  2. Weiler, A. H. (14 May 1966) "'Le Bonheur' at the Fine Arts:A Moving but Immature Treatment of Love Agnes Varda Chooses a Renoir Background." The New York Times . Retrieved on 15 May 2009.
  3. "Berlinale 1965: Prize Winners". berlinale.de. Retrieved 2010-02-21.
  4. Taubin, Amy. "Le bonheur: Splendor in the Grass". The Criterion Collection. Retrieved 17 July 2015.

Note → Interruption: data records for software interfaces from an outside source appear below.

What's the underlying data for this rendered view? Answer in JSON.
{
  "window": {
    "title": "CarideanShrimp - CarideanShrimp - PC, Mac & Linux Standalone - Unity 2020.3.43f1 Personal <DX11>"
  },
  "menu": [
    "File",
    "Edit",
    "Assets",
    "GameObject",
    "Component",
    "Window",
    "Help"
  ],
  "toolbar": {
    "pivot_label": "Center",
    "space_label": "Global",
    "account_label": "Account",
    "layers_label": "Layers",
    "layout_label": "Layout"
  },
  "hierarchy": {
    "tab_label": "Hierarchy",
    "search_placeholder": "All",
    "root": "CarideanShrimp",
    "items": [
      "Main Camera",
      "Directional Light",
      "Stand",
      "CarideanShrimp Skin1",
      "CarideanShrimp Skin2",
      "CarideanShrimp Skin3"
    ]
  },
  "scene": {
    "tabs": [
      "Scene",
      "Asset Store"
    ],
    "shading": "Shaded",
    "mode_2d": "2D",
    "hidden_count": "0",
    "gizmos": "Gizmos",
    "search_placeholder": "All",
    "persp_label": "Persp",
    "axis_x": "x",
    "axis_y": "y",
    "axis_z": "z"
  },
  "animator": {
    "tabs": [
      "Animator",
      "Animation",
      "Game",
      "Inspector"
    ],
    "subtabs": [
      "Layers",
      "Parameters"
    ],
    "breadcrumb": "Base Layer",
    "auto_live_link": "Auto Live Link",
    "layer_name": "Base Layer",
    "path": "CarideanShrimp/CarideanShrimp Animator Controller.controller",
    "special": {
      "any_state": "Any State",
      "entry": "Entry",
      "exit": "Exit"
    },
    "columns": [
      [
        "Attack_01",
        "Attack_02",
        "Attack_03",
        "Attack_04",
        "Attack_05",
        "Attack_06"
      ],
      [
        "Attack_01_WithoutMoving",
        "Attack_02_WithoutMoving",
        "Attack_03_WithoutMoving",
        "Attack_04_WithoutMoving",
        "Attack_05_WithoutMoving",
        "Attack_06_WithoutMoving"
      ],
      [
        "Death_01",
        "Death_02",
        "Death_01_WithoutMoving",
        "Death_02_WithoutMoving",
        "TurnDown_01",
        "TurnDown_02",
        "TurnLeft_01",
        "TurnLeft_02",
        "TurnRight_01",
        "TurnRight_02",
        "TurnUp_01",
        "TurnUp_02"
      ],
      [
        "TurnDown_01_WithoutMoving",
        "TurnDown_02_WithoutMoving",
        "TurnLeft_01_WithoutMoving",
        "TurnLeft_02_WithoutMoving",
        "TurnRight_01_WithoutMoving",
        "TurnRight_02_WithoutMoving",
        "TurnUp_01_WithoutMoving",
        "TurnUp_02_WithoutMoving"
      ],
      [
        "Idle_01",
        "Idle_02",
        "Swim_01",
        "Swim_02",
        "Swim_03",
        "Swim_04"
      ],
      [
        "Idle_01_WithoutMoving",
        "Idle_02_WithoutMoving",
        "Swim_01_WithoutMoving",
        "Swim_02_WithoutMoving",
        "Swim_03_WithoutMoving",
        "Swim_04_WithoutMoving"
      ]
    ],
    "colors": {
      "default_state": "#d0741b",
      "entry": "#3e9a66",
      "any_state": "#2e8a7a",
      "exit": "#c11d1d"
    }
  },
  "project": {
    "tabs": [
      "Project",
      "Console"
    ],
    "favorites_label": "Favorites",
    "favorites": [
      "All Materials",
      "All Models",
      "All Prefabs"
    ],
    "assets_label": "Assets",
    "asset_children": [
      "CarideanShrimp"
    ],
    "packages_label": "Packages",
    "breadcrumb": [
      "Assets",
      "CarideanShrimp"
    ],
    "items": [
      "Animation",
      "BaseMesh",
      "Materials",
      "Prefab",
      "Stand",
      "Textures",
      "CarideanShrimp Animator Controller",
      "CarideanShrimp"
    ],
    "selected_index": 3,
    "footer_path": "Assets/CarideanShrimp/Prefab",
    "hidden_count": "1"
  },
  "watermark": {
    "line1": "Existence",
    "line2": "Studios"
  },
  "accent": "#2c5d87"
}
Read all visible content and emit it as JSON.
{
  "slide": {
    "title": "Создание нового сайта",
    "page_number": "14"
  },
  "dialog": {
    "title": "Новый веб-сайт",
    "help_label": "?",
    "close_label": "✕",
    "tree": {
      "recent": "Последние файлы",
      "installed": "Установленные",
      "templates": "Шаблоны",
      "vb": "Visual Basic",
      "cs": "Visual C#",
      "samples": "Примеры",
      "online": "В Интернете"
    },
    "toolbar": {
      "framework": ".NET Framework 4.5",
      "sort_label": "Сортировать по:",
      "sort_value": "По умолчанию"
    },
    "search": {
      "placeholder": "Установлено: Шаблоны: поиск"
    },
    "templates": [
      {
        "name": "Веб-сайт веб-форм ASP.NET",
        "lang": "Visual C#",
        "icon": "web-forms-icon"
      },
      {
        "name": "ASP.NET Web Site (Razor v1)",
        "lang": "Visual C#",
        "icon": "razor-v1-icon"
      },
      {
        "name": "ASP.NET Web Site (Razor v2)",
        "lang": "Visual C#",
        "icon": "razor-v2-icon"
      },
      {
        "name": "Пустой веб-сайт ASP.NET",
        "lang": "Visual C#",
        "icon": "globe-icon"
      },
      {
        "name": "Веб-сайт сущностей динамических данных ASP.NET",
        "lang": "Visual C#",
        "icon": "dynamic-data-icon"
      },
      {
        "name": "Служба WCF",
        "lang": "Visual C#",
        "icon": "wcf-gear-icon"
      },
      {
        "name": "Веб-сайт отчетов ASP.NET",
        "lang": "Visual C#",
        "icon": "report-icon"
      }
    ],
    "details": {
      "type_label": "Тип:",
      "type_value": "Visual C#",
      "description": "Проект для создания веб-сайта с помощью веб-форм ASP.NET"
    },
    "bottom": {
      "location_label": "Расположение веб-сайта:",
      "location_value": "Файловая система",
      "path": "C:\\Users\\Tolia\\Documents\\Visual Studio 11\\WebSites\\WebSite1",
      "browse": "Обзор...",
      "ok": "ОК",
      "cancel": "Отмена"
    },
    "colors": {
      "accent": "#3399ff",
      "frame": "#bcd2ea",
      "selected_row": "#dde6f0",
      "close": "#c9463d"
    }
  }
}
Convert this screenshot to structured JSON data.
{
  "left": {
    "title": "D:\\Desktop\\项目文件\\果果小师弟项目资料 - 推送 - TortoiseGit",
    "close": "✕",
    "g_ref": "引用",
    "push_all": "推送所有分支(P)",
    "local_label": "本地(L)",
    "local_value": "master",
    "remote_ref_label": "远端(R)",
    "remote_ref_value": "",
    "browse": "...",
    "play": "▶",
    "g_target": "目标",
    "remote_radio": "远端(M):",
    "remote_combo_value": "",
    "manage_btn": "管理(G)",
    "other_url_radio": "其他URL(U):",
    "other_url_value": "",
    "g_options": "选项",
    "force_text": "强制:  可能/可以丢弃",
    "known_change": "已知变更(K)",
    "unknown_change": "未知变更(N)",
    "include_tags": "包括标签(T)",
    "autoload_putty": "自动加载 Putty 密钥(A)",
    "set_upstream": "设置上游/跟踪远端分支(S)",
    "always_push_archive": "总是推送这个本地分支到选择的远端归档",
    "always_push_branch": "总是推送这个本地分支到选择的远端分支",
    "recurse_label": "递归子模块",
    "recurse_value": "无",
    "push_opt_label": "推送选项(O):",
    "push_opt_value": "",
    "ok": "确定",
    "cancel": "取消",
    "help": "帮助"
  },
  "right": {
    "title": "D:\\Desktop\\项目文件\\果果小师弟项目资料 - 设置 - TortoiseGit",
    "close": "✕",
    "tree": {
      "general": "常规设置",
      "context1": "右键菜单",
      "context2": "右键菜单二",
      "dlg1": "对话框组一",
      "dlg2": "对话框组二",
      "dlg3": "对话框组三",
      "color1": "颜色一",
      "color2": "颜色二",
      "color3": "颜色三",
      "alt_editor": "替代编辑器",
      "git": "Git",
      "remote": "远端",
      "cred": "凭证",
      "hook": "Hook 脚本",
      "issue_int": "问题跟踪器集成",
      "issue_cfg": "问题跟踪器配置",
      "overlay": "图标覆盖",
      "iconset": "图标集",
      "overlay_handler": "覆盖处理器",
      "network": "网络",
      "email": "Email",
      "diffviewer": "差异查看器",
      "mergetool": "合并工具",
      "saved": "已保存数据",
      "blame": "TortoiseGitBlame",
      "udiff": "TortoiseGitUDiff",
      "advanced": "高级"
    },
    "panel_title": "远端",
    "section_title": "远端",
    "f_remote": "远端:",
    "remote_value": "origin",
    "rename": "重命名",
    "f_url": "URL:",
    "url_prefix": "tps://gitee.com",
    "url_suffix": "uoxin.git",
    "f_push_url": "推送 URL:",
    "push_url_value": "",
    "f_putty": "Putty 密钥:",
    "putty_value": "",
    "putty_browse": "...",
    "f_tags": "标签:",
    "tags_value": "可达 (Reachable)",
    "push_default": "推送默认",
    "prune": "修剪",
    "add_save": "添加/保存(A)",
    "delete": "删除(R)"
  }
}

  5. Hamrah, AS; Barber-Plentie, Grace; Chamarette, Jenny; Reardon, Kiva; Elkin, Lauren; Labidi, Samia; Flitterman-Lewis, Sandy; Heti, Sheila (2019-04-08). "After Agnès Varda: A Discussion". AnotherGaze.com. Another Gaze. Retrieved 2020-06-08.